Written by Alison Derry, Université du Québec à Montréal (UQAM), Miguel Cañedo-Argüelles, Universitat de Barcelona & Stephanie J Melles, Toronto Metropolitan University. Photo credit: Author provided. Originally published in The Conversation.
Roads require de-icing strategies in northern regions, but this practice has negative effects on aquatic biodiversity.
Freshwater ecosystems around the world are becoming saltier and saltier. Many human-driven factors contribute to freshwater salinization, including: irrigation, oil extraction, potash mining, and road de-icing.
As a result, salts enter waterways. But as bad news never comes alone, the salts are often accompanied by a toxic cocktail of other pollutants, whose combined toxicological effects are largely unknown.
Scientists around the world are working together to understand the ecological impacts of increasing salinization on aquatic biodiversity and food webs. Our ultimate goal? To examine the adequacy of water quality toxicity thresholds for the protection of aquatic life.
Salinization, a major problem
Canada is home to a majority of the world’s freshwater resources, mostly concentrated in the provinces of Ontario and Québec, where close to 5 million tons of road salt are applied annually to de-ice roads.
Combined with climate change and increasing frequency and duration of drought in many regions of the world, the problem is getting worse. This is a major concern. Why? Because the availability of freshwater resources will become a critical factor for humanity over the next 50 years.
Researchers from around the world mobilized
We recently presented a series of articles in a special issue on freshwater salinization in the journal Limnology and Oceanography Letters, published last February.
In this special issue, we focus on sodium chloride (NaCl), the same molecule found in table salt, as a key agent of freshwater salinization. We highlight a series of co-ordinated field experiments, conducted by researchers in North America and Europe, that have addressed the impacts of freshwater salinization on zooplankton (microscopic crustaceans) at a regional scale.
Zooplankton are an ecologically critical group in aquatic food webs and are often used as indicators to detect environmental change due to their sensitive ecological tolerances.
The main conclusions of these experiments are as follows:
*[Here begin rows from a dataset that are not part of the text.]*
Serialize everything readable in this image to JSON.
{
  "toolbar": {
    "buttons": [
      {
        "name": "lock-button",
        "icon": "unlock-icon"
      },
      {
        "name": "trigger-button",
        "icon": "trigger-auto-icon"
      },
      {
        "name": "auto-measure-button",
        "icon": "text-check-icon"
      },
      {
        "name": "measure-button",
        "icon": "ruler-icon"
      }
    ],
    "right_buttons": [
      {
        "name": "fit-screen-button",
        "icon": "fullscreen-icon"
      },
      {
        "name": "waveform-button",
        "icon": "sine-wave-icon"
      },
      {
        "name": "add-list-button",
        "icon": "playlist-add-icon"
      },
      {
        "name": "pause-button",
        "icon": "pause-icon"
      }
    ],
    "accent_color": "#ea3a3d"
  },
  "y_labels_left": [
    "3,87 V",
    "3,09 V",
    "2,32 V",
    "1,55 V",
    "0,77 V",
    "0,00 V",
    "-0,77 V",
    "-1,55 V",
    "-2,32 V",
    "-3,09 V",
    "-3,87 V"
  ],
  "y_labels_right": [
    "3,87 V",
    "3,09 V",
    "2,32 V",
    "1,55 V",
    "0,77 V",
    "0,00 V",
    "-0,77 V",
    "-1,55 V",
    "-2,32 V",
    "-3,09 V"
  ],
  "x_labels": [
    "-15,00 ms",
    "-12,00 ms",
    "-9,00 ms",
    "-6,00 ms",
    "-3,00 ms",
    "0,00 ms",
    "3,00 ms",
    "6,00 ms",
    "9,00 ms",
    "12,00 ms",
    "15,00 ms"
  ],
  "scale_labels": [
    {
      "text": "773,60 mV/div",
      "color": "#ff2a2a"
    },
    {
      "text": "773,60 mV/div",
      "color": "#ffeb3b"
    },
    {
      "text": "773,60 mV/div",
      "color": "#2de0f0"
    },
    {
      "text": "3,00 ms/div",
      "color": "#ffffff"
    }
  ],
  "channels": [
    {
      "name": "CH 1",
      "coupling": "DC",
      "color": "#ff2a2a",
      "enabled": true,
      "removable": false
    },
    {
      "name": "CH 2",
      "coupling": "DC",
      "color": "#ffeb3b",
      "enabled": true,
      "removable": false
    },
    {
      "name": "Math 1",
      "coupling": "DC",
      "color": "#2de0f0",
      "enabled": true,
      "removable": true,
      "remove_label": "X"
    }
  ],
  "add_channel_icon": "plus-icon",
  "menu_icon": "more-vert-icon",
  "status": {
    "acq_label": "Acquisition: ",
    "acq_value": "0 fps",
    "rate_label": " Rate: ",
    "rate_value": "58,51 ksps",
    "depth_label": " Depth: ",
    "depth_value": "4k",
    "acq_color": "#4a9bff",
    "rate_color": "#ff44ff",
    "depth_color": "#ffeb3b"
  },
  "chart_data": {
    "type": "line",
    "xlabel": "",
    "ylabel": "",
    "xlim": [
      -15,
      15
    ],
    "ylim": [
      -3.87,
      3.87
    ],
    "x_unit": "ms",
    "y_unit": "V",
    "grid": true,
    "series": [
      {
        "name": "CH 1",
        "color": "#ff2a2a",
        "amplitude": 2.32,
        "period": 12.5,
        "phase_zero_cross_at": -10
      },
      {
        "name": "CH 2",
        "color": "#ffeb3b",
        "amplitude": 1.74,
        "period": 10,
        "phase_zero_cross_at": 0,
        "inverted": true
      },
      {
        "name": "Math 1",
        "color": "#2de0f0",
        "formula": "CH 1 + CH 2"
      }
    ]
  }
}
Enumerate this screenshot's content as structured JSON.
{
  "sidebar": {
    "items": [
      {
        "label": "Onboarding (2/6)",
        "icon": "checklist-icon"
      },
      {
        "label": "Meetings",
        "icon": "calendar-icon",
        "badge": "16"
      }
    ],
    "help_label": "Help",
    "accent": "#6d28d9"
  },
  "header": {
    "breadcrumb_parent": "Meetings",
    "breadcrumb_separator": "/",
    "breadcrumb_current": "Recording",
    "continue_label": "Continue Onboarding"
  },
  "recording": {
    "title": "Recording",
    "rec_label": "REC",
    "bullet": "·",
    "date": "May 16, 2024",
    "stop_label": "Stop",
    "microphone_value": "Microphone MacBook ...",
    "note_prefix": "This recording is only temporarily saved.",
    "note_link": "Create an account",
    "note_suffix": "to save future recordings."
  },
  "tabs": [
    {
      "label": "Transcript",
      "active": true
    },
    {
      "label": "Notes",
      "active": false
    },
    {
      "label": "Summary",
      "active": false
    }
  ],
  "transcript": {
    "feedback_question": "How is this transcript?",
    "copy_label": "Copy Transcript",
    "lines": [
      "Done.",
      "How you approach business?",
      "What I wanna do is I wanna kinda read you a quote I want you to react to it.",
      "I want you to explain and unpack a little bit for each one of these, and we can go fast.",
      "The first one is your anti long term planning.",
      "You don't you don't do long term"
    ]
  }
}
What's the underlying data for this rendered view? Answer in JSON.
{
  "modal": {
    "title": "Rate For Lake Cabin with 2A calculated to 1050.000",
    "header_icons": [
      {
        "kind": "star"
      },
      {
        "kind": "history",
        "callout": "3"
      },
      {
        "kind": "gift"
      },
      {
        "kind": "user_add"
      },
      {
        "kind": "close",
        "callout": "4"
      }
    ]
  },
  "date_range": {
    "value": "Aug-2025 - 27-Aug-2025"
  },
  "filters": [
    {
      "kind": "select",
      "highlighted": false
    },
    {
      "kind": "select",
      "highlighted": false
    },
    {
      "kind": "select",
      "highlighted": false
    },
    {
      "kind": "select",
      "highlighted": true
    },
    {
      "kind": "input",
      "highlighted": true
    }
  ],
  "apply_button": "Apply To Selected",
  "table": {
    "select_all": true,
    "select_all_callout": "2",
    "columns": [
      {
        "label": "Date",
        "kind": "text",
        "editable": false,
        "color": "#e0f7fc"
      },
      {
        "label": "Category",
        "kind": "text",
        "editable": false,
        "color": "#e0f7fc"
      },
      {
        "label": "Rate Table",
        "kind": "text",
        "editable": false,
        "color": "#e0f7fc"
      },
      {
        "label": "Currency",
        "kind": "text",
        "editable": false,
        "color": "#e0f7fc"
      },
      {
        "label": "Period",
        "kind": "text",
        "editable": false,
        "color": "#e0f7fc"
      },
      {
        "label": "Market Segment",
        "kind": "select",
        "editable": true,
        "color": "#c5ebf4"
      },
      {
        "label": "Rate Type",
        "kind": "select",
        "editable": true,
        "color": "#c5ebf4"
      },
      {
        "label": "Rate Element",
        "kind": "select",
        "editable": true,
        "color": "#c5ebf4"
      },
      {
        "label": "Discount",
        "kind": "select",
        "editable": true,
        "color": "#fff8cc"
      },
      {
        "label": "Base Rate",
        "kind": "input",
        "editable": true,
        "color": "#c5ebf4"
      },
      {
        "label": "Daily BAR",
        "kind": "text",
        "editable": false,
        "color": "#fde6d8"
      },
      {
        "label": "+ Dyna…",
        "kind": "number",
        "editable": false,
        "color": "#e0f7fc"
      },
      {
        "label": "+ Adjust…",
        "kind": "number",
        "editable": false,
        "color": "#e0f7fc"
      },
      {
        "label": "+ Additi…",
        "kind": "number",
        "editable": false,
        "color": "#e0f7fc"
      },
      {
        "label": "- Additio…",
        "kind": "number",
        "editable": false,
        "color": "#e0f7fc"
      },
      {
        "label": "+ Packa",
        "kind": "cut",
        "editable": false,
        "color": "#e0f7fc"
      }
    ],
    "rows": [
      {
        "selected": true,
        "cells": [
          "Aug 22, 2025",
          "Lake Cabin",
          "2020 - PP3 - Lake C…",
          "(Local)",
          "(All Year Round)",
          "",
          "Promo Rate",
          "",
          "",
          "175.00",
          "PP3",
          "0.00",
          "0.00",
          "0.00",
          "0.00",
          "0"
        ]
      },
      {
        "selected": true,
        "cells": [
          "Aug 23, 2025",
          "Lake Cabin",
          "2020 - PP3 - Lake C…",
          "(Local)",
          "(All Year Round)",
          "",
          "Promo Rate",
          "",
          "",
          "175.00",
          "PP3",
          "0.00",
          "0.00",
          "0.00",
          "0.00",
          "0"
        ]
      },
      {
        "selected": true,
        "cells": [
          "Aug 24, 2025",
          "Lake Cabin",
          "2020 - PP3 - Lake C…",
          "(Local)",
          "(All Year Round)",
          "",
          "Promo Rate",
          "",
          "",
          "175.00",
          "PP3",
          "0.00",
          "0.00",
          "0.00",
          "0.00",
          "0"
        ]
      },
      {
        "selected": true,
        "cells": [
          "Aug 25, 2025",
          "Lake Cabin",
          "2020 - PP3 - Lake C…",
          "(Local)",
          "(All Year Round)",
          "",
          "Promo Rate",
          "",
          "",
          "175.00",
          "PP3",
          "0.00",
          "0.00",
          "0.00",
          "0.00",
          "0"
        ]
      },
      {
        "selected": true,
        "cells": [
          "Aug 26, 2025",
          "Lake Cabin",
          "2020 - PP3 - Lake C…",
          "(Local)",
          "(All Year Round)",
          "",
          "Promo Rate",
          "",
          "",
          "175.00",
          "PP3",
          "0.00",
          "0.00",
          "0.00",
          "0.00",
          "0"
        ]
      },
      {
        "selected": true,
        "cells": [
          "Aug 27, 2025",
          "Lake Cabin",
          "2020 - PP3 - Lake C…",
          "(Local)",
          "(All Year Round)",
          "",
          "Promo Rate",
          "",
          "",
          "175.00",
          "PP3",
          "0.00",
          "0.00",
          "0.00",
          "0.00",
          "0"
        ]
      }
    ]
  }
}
- Water quality guidelines in Canada and the United States (standards) do not adequately protect freshwater zooplankton, which could lead to an increase in the abundance of algae, which the zooplankton feed on. This is because when zooplankton abundance decreases, especially for large grazers such as Daphnia, phytoplankton can proliferate under conditions of reduced predation;
- Salinization of freshwater systematically leads to a loss of abundance and diversity of zooplankton in all regions; and
- Individuals of the same zooplankton species do not all exhibit the same tolerance to salinity. Thus, this variation may interfere with our ability to predict community-level responses. Water quality guidelines may therefore need to be adjusted to become more region-specific.
A matter of regulation
Many questions remain unanswered. However, what we do now know is that long-term water quality guidelines (Canada: 120 mg Cl⁻¹L⁻¹; United States: 230 mg Cl⁻¹L⁻¹) and in the short term (Canada: 640 mg Cl⁻¹L⁻¹; United States: 860 mg Cl⁻¹L⁻¹) for chloride concentrations are too high to protect aquatic life in Canada and in the United States. For reference, a pinch of salt in a pot of water corresponds to approximately 0.3 g of Cl⁻¹/L⁻¹. In other words, adverse effects are observed at much lower concentrations. Regulations in Canada and the United States should therefore be reviewed. In Europe, the water quality standards for salinity for the protection of aquatic life in freshwater ecosystems are mostly absent.
The importance of taking concrete action
Water quality guidelines for the protection of aquatic life are generally established using laboratory tests (called toxicological tests) on a single species.
However, aquatic habitats harbour a complex array of predators, prey, competitors, and pathogens, the interactions of which can limit our ability to predict the responses of communities and species to pollutants .
Thus, the collective research published in this special issue also highlights the importance of understanding ecological responses in multi-species communities in natural settings to assess the responses of freshwater life to human impacts.
Overall, we should develop alternative applications and technologies that are more sustainable and efficient.
We also need to establish more appropriate water quality guidelines to improve controls on salts entering our freshwater environments to reduce adverse effects on aquatic life and the quality of our freshwater resources.